I thanked Anna for her advice, and immediately dialed Naomi's number. She was more than happy to tell me about her experience with tithing. She had been in similar financial straits a few years earlier, and Anna had given her the same advice she'd given me. Reluctantly, Naomi agreed to do it. She started by tithing to a 12-step community of which she was a member, because Anna had instructed her to "give to the spiritual community that nurtures you." Naomi took a check to the office of this 12-step program every time she got paid (she was self-employed in the real estate business). "The first time I tithed," Naomi told me, "I sold a $400,000 house the very next week! I made a great commission. I'm sure it was a direct result of my tithing."

After a while, Anna suggested that Naomi start tithing to her local synagogue, since she had been born and raised Jewish. "I'm not going to do that," Naomi protested. "I lost my faith years ago, and I'm not going to give them any money." Anna nudged Naomi, "Just try it. Do it a few times. See what happens." So the next time Naomi received got paid, she drove to the synagogue and gave them a check. Before long, the rabbi invited her to come to a special event at the synagogue. She went. She met a few people she liked, and she started going to more events. Her heart began softening toward the Jewish faith she had rejected, and over time she gradually felt more and more a part of this community. Finally, Naomi became an official member of the temple.

About this time, her young nephew turned 13 and it was time for him to have his bar mitzvah. She knew that her sister didn't have much money, so Naomi offered to pay for the bar mitzvah. Naomi had been estranged from her sister, but she loved her nephew very much, and she wanted to do this for him. Over the months of planning the ceremony and the party, Naomi and her sister gradually worked through their differences and were reconciled. The bar mitzvah was a wonderful day for the whole family.

In short, Naomi's commitment to tithe 10 percent of whatever she earned transformed her life. Tithing did more than put her on sound financial ground; it brought her back to her Jewish faith, it strengthened the bond between her and her nephew and it reunited her with her sister. She was living a life of miracles.

If I had any doubt about the efficacy of tithing, it disappeared in listening to Naomi's story. Tithing means acknowledging that no matter how little one has, there are always other people who are worse off.
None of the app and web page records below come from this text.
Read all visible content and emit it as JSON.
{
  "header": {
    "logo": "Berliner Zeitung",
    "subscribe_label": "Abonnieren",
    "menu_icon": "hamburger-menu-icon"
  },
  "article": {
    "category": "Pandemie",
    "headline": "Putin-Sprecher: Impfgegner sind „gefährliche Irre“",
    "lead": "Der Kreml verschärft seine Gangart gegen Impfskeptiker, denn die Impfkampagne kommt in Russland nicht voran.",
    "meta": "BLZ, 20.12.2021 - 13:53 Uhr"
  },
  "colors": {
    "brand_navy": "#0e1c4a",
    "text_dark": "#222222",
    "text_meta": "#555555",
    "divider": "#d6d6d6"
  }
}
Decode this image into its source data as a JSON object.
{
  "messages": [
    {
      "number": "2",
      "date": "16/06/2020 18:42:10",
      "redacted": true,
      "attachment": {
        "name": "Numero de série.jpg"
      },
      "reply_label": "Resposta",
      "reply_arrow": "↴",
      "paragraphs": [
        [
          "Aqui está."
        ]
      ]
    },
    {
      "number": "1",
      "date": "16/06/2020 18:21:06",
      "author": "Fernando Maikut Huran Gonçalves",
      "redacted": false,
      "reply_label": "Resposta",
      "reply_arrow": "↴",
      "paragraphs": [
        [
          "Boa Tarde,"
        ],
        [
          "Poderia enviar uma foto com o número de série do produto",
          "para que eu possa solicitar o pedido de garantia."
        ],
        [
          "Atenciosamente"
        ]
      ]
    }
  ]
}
Tithing means saying to God, "I trust that You will provide for me, and I am willing to give back 10 percent to do Your work in the world." Tithing lifts the burden of fear from my heart and replaces it with trust. Tithing to a spiritual organization that gives me spiritual sustenance is the best way of saying thanks for all that I have received.
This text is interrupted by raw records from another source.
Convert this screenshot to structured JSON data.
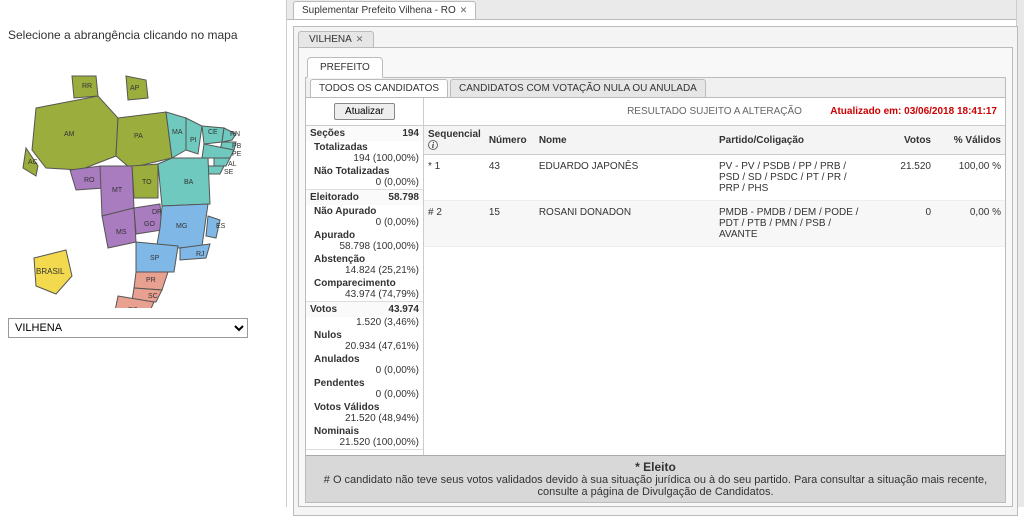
{
  "left": {
    "instruction": "Selecione a abrangência clicando no mapa",
    "select_value": "VILHENA",
    "brasil_label": "BRASIL",
    "states": [
      "RR",
      "AP",
      "AM",
      "PA",
      "MA",
      "CE",
      "RN",
      "PB",
      "PE",
      "PI",
      "AL",
      "SE",
      "BA",
      "TO",
      "AC",
      "RO",
      "MT",
      "DF",
      "GO",
      "MG",
      "ES",
      "MS",
      "SP",
      "RJ",
      "PR",
      "SC",
      "RS"
    ]
  },
  "topTab": {
    "label": "Suplementar Prefeito Vilhena - RO"
  },
  "subTab": {
    "label": "VILHENA"
  },
  "officeTab": {
    "label": "PREFEITO"
  },
  "candTabs": {
    "all": "TODOS OS CANDIDATOS",
    "null": "CANDIDATOS COM VOTAÇÃO NULA OU ANULADA"
  },
  "updateBtn": "Atualizar",
  "resultTitle": "RESULTADO SUJEITO A ALTERAÇÃO",
  "updatedLabel": "Atualizado em: 03/06/2018 18:41:17",
  "stats": {
    "secoes": {
      "label": "Seções",
      "value": "194"
    },
    "totalizadas": {
      "label": "Totalizadas",
      "value": "194 (100,00%)"
    },
    "naoTotalizadas": {
      "label": "Não Totalizadas",
      "value": "0 (0,00%)"
    },
    "eleitorado": {
      "label": "Eleitorado",
      "value": "58.798"
    },
    "naoApurado": {
      "label": "Não Apurado",
      "value": "0 (0,00%)"
    },
    "apurado": {
      "label": "Apurado",
      "value": "58.798 (100,00%)"
    },
    "abstencao": {
      "label": "Abstenção",
      "value": "14.824 (25,21%)"
    },
    "comparecimento": {
      "label": "Comparecimento",
      "value": "43.974 (74,79%)"
    },
    "votos": {
      "label": "Votos",
      "value": "43.974"
    },
    "brancos": {
      "value": "1.520 (3,46%)"
    },
    "nulos": {
      "label": "Nulos",
      "value": "20.934 (47,61%)"
    },
    "anulados": {
      "label": "Anulados",
      "value": "0 (0,00%)"
    },
    "pendentes": {
      "label": "Pendentes",
      "value": "0 (0,00%)"
    },
    "validos": {
      "label": "Votos Válidos",
      "value": "21.520 (48,94%)"
    },
    "nominais": {
      "label": "Nominais",
      "value": "21.520 (100,00%)"
    }
  },
  "tableHead": {
    "seq": "Sequencial",
    "num": "Número",
    "nome": "Nome",
    "partido": "Partido/Coligação",
    "votos": "Votos",
    "pct": "% Válidos"
  },
  "candidates": [
    {
      "seq": "* 1",
      "num": "43",
      "nome": "EDUARDO JAPONÊS",
      "coligacao": "PV - PV / PSDB / PP / PRB / PSD / SD / PSDC / PT / PR / PRP / PHS",
      "votos": "21.520",
      "pct": "100,00 %"
    },
    {
      "seq": "# 2",
      "num": "15",
      "nome": "ROSANI DONADON",
      "coligacao": "PMDB - PMDB / DEM / PODE / PDT / PTB / PMN / PSB / AVANTE",
      "votos": "0",
      "pct": "0,00 %"
    }
  ],
  "footer": {
    "title": "* Eleito",
    "note": "# O candidato não teve seus votos validados devido à sua situação jurídica ou à do seu partido. Para consultar a situação mais recente, consulte a página de Divulgação de Candidatos."
  }
}
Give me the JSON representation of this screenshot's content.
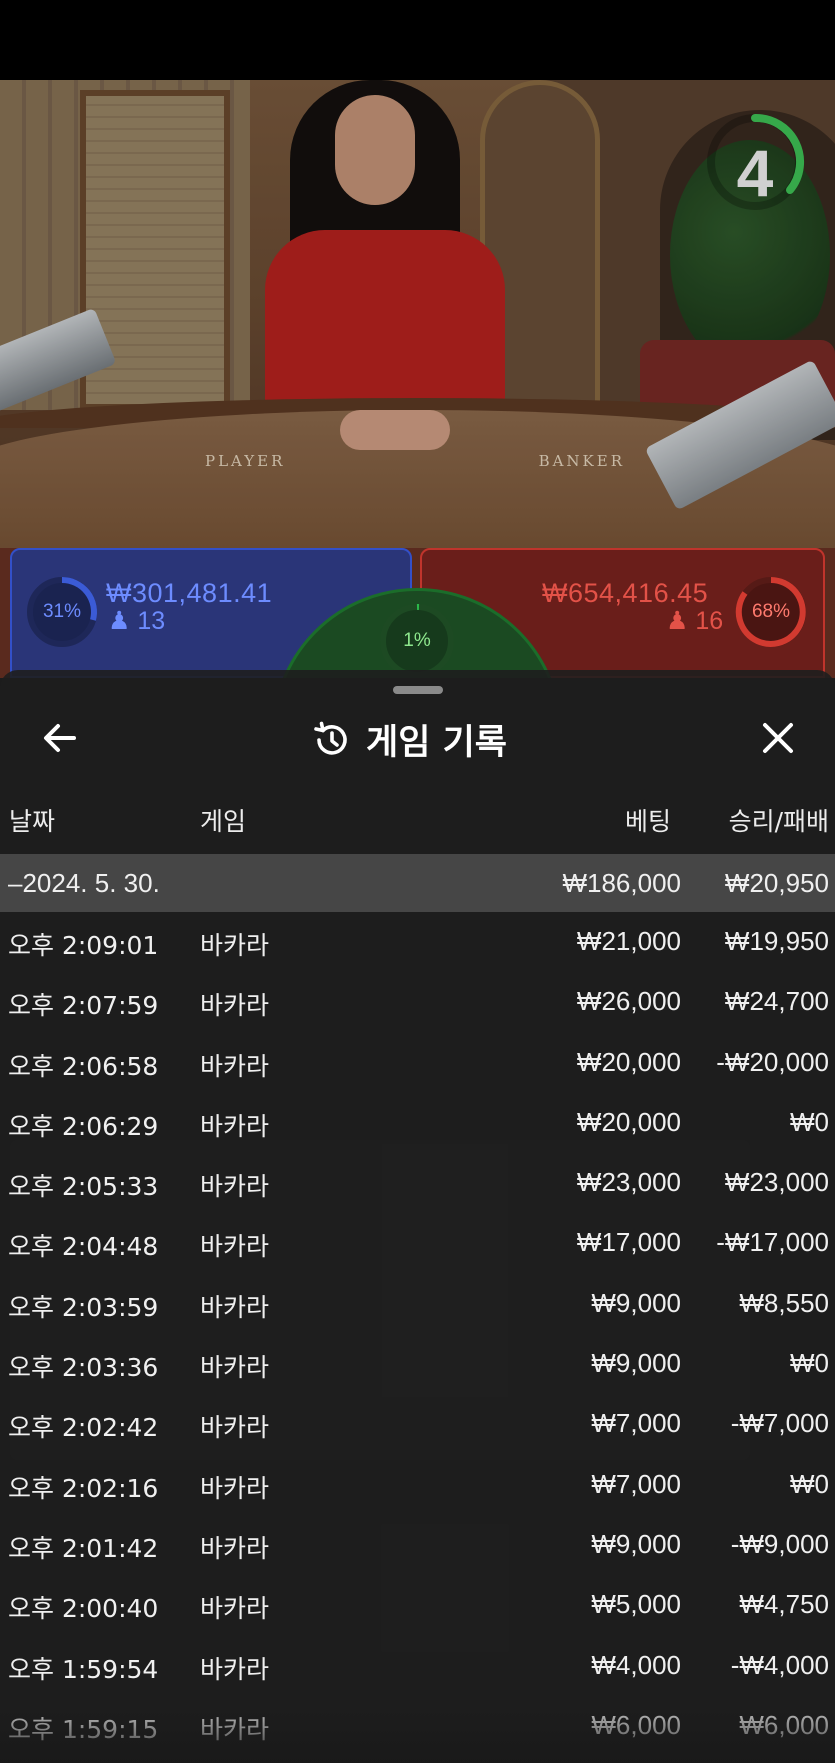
{
  "video": {
    "table_player_label": "PLAYER",
    "table_banker_label": "BANKER",
    "countdown": "4"
  },
  "bets": {
    "player": {
      "percent": "31%",
      "amount": "₩301,481.41",
      "players": "13",
      "color": "#3b5bd6"
    },
    "banker": {
      "percent": "68%",
      "amount": "₩654,416.45",
      "players": "16",
      "color": "#d23a30"
    },
    "tie": {
      "percent": "1%",
      "color": "#2bb84a"
    }
  },
  "history": {
    "title": "게임 기록",
    "icons": {
      "back": "arrow-left-icon",
      "history": "history-icon",
      "close": "close-icon"
    },
    "columns": {
      "date": "날짜",
      "game": "게임",
      "bet": "베팅",
      "result": "승리/패배"
    },
    "summary": {
      "date": "–2024. 5. 30.",
      "bet": "₩186,000",
      "result": "₩20,950"
    },
    "rows": [
      {
        "time": "오후 2:09:01",
        "game": "바카라",
        "bet": "₩21,000",
        "result": "₩19,950"
      },
      {
        "time": "오후 2:07:59",
        "game": "바카라",
        "bet": "₩26,000",
        "result": "₩24,700"
      },
      {
        "time": "오후 2:06:58",
        "game": "바카라",
        "bet": "₩20,000",
        "result": "-₩20,000"
      },
      {
        "time": "오후 2:06:29",
        "game": "바카라",
        "bet": "₩20,000",
        "result": "₩0"
      },
      {
        "time": "오후 2:05:33",
        "game": "바카라",
        "bet": "₩23,000",
        "result": "₩23,000"
      },
      {
        "time": "오후 2:04:48",
        "game": "바카라",
        "bet": "₩17,000",
        "result": "-₩17,000"
      },
      {
        "time": "오후 2:03:59",
        "game": "바카라",
        "bet": "₩9,000",
        "result": "₩8,550"
      },
      {
        "time": "오후 2:03:36",
        "game": "바카라",
        "bet": "₩9,000",
        "result": "₩0"
      },
      {
        "time": "오후 2:02:42",
        "game": "바카라",
        "bet": "₩7,000",
        "result": "-₩7,000"
      },
      {
        "time": "오후 2:02:16",
        "game": "바카라",
        "bet": "₩7,000",
        "result": "₩0"
      },
      {
        "time": "오후 2:01:42",
        "game": "바카라",
        "bet": "₩9,000",
        "result": "-₩9,000"
      },
      {
        "time": "오후 2:00:40",
        "game": "바카라",
        "bet": "₩5,000",
        "result": "₩4,750"
      },
      {
        "time": "오후 1:59:54",
        "game": "바카라",
        "bet": "₩4,000",
        "result": "-₩4,000"
      },
      {
        "time": "오후 1:59:15",
        "game": "바카라",
        "bet": "₩6,000",
        "result": "₩6,000"
      }
    ]
  }
}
I once heard Jack Canfield (co-author of the "Chicken Soup for the Soul" series) talk about tithing and its role in his life. He said, "Both my co-author and I have been tithing for many years and we think it's an important part of our business success. But I have to tell you, it was a lot easier to write those checks when they were smaller. It's kind of hard these days to write tithing checks for $100,000, or more!" I laughed when he said that. Now, there's a problem I'd love to have!

I've been tithing for several years now, ever since the phone conversations I had with Anna and Naomi. I don't sell real estate, and I haven't had the success of "Chicken Soup" authors, but my finances have stabilized somewhat and the peace of mind I feel is priceless.
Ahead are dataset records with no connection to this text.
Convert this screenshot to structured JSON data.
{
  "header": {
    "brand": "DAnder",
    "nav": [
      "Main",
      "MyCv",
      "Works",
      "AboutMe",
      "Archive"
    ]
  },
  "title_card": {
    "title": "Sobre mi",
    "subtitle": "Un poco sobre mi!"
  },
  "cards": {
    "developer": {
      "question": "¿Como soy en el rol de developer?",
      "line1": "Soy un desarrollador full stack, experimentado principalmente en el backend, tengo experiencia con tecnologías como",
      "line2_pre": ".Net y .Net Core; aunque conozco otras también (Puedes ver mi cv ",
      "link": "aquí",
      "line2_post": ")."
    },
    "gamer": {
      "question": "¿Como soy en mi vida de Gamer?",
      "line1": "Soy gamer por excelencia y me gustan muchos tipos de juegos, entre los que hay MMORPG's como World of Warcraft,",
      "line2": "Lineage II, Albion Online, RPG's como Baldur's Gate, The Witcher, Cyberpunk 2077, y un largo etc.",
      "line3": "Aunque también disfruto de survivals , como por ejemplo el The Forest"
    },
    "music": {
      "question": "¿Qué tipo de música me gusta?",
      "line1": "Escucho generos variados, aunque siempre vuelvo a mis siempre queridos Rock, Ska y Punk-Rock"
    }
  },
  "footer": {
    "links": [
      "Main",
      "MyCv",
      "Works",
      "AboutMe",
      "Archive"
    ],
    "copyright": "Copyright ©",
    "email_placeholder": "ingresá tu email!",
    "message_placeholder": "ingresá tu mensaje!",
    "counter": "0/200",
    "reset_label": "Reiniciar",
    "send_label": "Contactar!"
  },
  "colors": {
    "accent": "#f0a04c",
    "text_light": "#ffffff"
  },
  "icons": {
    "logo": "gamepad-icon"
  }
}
Tithing shifted my relationship to God from one of a fearful child pleading for God's protection to one of a willing partner with God in doing His work in the world. Most important, tithing gives me freedom from want and freedom from fear.

BJ Gallagher's new book is "If God Is Your Co-Pilot, Switch Seats" (Hampton Roads).